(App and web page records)
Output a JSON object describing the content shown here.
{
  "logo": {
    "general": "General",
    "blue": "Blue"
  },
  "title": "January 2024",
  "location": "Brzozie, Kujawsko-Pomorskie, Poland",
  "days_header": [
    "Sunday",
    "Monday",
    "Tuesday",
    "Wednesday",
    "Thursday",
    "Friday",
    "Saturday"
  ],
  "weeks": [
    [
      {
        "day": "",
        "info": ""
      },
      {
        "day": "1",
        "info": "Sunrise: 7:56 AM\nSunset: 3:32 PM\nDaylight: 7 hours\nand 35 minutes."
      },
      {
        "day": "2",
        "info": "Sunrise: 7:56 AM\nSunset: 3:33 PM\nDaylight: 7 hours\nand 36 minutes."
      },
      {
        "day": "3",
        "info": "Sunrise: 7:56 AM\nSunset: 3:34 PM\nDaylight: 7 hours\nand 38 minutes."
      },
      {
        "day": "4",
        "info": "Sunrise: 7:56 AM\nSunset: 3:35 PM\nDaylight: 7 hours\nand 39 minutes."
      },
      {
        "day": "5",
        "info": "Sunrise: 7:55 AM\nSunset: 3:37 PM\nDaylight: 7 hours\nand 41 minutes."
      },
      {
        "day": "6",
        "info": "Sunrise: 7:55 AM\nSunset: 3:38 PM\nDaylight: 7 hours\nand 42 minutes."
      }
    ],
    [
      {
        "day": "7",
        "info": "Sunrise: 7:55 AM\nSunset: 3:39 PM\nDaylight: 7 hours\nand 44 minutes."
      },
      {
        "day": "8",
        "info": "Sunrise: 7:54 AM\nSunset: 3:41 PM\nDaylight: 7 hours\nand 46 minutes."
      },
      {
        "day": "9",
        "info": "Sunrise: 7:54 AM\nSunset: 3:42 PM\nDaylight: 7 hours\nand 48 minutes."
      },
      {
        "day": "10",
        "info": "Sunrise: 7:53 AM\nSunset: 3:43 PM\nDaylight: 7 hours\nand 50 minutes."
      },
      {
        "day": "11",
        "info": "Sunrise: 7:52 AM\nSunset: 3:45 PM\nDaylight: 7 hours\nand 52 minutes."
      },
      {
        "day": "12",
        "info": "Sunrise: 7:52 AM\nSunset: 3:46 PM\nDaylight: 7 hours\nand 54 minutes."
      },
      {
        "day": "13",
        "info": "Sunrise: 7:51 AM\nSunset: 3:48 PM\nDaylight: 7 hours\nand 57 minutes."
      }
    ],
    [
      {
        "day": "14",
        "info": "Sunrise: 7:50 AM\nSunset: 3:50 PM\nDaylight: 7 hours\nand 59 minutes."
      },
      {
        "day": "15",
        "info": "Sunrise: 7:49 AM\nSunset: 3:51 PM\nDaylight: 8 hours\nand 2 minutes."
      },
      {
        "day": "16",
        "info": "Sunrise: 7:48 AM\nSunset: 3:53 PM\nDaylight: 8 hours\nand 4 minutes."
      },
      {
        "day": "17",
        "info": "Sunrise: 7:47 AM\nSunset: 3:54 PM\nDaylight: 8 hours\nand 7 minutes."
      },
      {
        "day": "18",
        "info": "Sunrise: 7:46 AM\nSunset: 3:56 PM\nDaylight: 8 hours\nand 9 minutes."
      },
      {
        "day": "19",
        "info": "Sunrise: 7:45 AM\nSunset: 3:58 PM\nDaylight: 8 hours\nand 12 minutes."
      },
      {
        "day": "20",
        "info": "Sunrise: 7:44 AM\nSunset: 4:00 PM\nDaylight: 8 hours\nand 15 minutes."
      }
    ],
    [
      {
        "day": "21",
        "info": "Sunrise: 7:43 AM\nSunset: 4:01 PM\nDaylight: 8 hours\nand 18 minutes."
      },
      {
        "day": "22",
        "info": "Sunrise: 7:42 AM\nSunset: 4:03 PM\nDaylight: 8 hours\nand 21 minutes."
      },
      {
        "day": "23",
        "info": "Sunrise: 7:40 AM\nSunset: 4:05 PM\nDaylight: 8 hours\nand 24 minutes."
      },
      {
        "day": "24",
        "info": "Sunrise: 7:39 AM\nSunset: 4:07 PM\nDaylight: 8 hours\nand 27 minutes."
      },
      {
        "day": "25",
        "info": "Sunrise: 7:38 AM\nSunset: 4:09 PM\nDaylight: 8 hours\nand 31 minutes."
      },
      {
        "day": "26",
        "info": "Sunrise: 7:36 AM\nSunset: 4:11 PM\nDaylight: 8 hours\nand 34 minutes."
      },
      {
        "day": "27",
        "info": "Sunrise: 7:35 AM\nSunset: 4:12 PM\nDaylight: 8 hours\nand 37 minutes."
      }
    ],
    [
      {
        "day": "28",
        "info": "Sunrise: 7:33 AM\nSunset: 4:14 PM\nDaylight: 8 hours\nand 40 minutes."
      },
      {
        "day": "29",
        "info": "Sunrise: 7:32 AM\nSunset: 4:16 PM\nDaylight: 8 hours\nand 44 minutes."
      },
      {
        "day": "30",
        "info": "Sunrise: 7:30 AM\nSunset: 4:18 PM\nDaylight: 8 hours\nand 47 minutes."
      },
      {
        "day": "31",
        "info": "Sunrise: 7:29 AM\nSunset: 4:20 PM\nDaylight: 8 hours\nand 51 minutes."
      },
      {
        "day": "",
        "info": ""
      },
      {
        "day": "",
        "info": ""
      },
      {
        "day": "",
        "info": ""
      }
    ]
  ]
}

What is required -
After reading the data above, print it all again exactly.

Result of this exercise -
Output a JSON object describing the content shown here.
{
  "logo": {
    "general": "General",
    "blue": "Blue"
  },
  "title": "January 2024",
  "location": "Brzozie, Kujawsko-Pomorskie, Poland",
  "days_header": [
    "Sunday",
    "Monday",
    "Tuesday",
    "Wednesday",
    "Thursday",
    "Friday",
    "Saturday"
  ],
  "weeks": [
    [
      {
        "day": "",
        "info": ""
      },
      {
        "day": "1",
        "info": "Sunrise: 7:56 AM\nSunset: 3:32 PM\nDaylight: 7 hours\nand 35 minutes."
      },
      {
        "day": "2",
        "info": "Sunrise: 7:56 AM\nSunset: 3:33 PM\nDaylight: 7 hours\nand 36 minutes."
      },
      {
        "day": "3",
        "info": "Sunrise: 7:56 AM\nSunset: 3:34 PM\nDaylight: 7 hours\nand 38 minutes."
      },
      {
        "day": "4",
        "info": "Sunrise: 7:56 AM\nSunset: 3:35 PM\nDaylight: 7 hours\nand 39 minutes."
      },
      {
        "day": "5",
        "info": "Sunrise: 7:55 AM\nSunset: 3:37 PM\nDaylight: 7 hours\nand 41 minutes."
      },
      {
        "day": "6",
        "info": "Sunrise: 7:55 AM\nSunset: 3:38 PM\nDaylight: 7 hours\nand 42 minutes."
      }
    ],
    [
      {
        "day": "7",
        "info": "Sunrise: 7:55 AM\nSunset: 3:39 PM\nDaylight: 7 hours\nand 44 minutes."
      },
      {
        "day": "8",
        "info": "Sunrise: 7:54 AM\nSunset: 3:41 PM\nDaylight: 7 hours\nand 46 minutes."
      },
      {
        "day": "9",
        "info": "Sunrise: 7:54 AM\nSunset: 3:42 PM\nDaylight: 7 hours\nand 48 minutes."
      },
      {
        "day": "10",
        "info": "Sunrise: 7:53 AM\nSunset: 3:43 PM\nDaylight: 7 hours\nand 50 minutes."
      },
      {
        "day": "11",
        "info": "Sunrise: 7:52 AM\nSunset: 3:45 PM\nDaylight: 7 hours\nand 52 minutes."
      },
      {
        "day": "12",
        "info": "Sunrise: 7:52 AM\nSunset: 3:46 PM\nDaylight: 7 hours\nand 54 minutes."
      },
      {
        "day": "13",
        "info": "Sunrise: 7:51 AM\nSunset: 3:48 PM\nDaylight: 7 hours\nand 57 minutes."
      }
    ],
    [
      {
        "day": "14",
        "info": "Sunrise: 7:50 AM\nSunset: 3:50 PM\nDaylight: 7 hours\nand 59 minutes."
      },
      {
        "day": "15",
        "info": "Sunrise: 7:49 AM\nSunset: 3:51 PM\nDaylight: 8 hours\nand 2 minutes."
      },
      {
        "day": "16",
        "info": "Sunrise: 7:48 AM\nSunset: 3:53 PM\nDaylight: 8 hours\nand 4 minutes."
      },
      {
        "day": "17",
        "info": "Sunrise: 7:47 AM\nSunset: 3:54 PM\nDaylight: 8 hours\nand 7 minutes."
      },
      {
        "day": "18",
        "info": "Sunrise: 7:46 AM\nSunset: 3:56 PM\nDaylight: 8 hours\nand 9 minutes."
      },
      {
        "day": "19",
        "info": "Sunrise: 7:45 AM\nSunset: 3:58 PM\nDaylight: 8 hours\nand 12 minutes."
      },
      {
        "day": "20",
        "info": "Sunrise: 7:44 AM\nSunset: 4:00 PM\nDaylight: 8 hours\nand 15 minutes."
      }
    ],
    [
      {
        "day": "21",
        "info": "Sunrise: 7:43 AM\nSunset: 4:01 PM\nDaylight: 8 hours\nand 18 minutes."
      },
      {
        "day": "22",
        "info": "Sunrise: 7:42 AM\nSunset: 4:03 PM\nDaylight: 8 hours\nand 21 minutes."
      },
      {
        "day": "23",
        "info": "Sunrise: 7:40 AM\nSunset: 4:05 PM\nDaylight: 8 hours\nand 24 minutes."
      },
      {
        "day": "24",
        "info": "Sunrise: 7:39 AM\nSunset: 4:07 PM\nDaylight: 8 hours\nand 27 minutes."
      },
      {
        "day": "25",
        "info": "Sunrise: 7:38 AM\nSunset: 4:09 PM\nDaylight: 8 hours\nand 31 minutes."
      },
      {
        "day": "26",
        "info": "Sunrise: 7:36 AM\nSunset: 4:11 PM\nDaylight: 8 hours\nand 34 minutes."
      },
      {
        "day": "27",
        "info": "Sunrise: 7:35 AM\nSunset: 4:12 PM\nDaylight: 8 hours\nand 37 minutes."
      }
    ],
    [
      {
        "day": "28",
        "info": "Sunrise: 7:33 AM\nSunset: 4:14 PM\nDaylight: 8 hours\nand 40 minutes."
      },
      {
        "day": "29",
        "info": "Sunrise: 7:32 AM\nSunset: 4:16 PM\nDaylight: 8 hours\nand 44 minutes."
      },
      {
        "day": "30",
        "info": "Sunrise: 7:30 AM\nSunset: 4:18 PM\nDaylight: 8 hours\nand 47 minutes."
      },
      {
        "day": "31",
        "info": "Sunrise: 7:29 AM\nSunset: 4:20 PM\nDaylight: 8 hours\nand 51 minutes."
      },
      {
        "day": "",
        "info": ""
      },
      {
        "day": "",
        "info": ""
      },
      {
        "day": "",
        "info": ""
      }
    ]
  ]
}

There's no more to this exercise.